If you haven't seen "The Adventures of Tintin" make sure that you do.
The Oscar-nominated movie features Joe Starr, who appears through Sunday at Harveys' Improv, in the role of Interpol agent Barnaby Dawes. This isn't Joe's first movie but his most visible. I mean, when it's directed by Steven Spielberg and produced by Peter Jackson, how can it not be?
Joe has done others movies including Oliver Stone's "World Trade Center," ESPN's award winning mini-series "The Bronx is Burning," "National Lampoon's Dirty Movie" and "Date Night" with Steve Carrell and Tina Fey.
We love Joe Starr because he's not only a very funny guy but also one of the best storytellers out there.
Joe calls Long Island home and still lives there, bypassing the whole must-move-to-Los Angeles thing and one reason why his comedy is so not generic. With Joe it's always a New York attitude. And trust me that's a whole lot of attitude.
Talent runs in Joe's family too. His grandfather was a vaudeville performer and Joe says that talent in his family skips a generation so that makes Joe the keeper of the laughter.

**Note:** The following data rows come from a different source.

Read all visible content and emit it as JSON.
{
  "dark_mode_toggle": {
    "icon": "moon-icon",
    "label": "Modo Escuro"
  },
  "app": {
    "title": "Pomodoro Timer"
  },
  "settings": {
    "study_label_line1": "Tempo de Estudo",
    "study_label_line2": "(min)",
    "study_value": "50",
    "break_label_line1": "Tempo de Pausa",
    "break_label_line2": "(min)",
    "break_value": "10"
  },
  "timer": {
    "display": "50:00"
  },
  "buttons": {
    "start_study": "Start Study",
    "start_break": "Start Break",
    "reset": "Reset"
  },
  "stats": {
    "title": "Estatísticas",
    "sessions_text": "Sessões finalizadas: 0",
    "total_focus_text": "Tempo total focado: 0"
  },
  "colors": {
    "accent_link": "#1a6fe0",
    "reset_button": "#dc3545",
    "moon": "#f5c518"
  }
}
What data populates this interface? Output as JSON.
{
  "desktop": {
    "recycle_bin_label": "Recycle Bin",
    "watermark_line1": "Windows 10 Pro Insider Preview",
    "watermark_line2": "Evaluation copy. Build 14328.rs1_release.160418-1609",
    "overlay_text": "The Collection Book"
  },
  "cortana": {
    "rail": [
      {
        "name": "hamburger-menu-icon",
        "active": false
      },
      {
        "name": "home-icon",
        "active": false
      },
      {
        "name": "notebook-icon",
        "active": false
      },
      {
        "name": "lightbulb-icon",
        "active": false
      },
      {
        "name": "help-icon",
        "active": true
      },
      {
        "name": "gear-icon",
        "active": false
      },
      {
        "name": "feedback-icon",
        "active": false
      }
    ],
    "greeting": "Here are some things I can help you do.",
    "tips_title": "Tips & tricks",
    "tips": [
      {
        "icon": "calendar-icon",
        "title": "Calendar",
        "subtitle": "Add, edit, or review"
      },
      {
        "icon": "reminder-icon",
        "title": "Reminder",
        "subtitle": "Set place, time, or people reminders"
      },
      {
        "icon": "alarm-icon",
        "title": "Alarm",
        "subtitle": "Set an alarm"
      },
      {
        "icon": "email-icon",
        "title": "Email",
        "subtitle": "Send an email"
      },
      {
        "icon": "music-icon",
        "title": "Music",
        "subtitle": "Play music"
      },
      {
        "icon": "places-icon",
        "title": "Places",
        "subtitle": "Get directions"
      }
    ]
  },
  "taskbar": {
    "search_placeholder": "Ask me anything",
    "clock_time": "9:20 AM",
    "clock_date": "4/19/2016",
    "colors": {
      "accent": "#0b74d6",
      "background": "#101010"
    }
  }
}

The last time he was in Tahoe, I had him on both my radio and television shows. I asked him about talent skipping a generation in his family and he said "Yeah, it's actually a common thread with most comedians I know. I'm sure it was the same with you, Howie. I mean, you're father must have been hilarious." Why, I oughta ...
When he's not dishing out the compliments, Joe is very good at dishing out the humor onstage. He's also worked with some pretty impressive funny people in the business. Over the years Joe has opened for Jay Leno, Father Guido Sarducci, Soupy Sales and Robert Klein. He's a big hit at comedy festivals and has done his fair share of criss-crossing the country much like his grandfather did. In New York City Joe is a regular at the Underground Comedy Festival and also the clubs that dot Manhattan but he prefers working his "home" rooms on Long Island.
Joe's comedic make-up is a fusion of both comedy and movies that can be traced back to Charlie Chaplin. Chaplin (like Joe) likes to combine both acting and physical comedy but unlike Chaplin's movies Joe talks.
"My influences pretty much ended when television went to color," he said. "I'm proud of that because in a world of fads and flavors-of-the-month, fans tell me I remind them a bit of Lou Costello or Jack Benny or Jackie Gleason.
His philosophy on comedy is pretty basic. "I laugh out loud every chance I get," he said. "I love to make people laugh until it hurts and I can watch someone do something they love for hours, I don't care if its singing or delivering mail or changing the transmission in a car. To see someone in love with what they do is a beautiful thing."
Making his Tahoe Improv debut and performing here for the first time is Tony Camin.
He's been around the block for a while having been a three-time winner of the prestigious "Malcolm" award for outstanding work as a middle act which is great because he is middling here this week in Tahoe.
He's appeared on "Late Night With Conan O'Brien," Comedy Central's "Premium Blend" and a host of other late night cable shows. He's worked on shows for NBC, VH-1 and slew of others that have since been canceled.
Tony is originally from the San Francisco Bay Area, living in Mountain View before getting evicted and I think he now lives somewhere back east, maybe Brooklyn.
He co-authored a book, "The Marijuana-Logues: Everything About Pot That We Could Remember" along with comedians Doug Benson and Arj Barker.